-------- Extracted material --------
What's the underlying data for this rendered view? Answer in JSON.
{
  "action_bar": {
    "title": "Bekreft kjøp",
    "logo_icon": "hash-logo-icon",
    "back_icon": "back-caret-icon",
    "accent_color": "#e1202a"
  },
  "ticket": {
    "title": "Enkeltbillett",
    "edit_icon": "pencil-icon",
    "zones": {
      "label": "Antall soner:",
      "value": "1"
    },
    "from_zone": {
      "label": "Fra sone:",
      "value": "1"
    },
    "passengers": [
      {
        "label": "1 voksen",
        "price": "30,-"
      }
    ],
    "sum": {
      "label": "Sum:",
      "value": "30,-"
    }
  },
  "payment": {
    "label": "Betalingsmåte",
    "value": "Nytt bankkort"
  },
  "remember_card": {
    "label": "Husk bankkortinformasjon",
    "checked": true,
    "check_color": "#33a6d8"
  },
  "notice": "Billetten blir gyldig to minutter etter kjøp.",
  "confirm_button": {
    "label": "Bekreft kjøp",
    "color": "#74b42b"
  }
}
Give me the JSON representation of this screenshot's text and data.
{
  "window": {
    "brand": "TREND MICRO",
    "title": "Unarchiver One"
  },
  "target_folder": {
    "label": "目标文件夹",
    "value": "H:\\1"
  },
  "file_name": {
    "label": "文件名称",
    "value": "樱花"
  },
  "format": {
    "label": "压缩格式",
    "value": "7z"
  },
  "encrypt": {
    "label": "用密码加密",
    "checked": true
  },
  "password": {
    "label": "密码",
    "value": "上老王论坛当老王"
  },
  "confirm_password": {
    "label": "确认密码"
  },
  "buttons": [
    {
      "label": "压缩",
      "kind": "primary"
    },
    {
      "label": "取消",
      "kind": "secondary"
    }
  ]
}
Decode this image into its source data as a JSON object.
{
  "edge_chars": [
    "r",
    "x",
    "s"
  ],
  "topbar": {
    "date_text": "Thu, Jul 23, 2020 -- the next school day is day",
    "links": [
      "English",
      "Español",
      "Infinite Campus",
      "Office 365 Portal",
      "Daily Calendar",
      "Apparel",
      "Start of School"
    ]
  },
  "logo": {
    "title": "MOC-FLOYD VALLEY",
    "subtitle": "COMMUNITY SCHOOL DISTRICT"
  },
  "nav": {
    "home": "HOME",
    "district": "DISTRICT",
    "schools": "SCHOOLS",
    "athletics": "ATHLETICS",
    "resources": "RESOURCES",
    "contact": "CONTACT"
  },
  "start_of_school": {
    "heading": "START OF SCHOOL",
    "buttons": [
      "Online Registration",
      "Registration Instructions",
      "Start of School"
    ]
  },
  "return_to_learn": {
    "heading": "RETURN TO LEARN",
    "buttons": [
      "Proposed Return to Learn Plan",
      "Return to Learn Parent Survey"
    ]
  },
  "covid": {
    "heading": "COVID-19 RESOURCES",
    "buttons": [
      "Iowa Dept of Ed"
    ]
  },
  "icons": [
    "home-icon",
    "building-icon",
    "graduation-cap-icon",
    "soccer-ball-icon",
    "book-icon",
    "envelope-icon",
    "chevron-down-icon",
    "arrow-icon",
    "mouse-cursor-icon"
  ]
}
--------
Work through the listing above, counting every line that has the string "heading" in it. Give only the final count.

3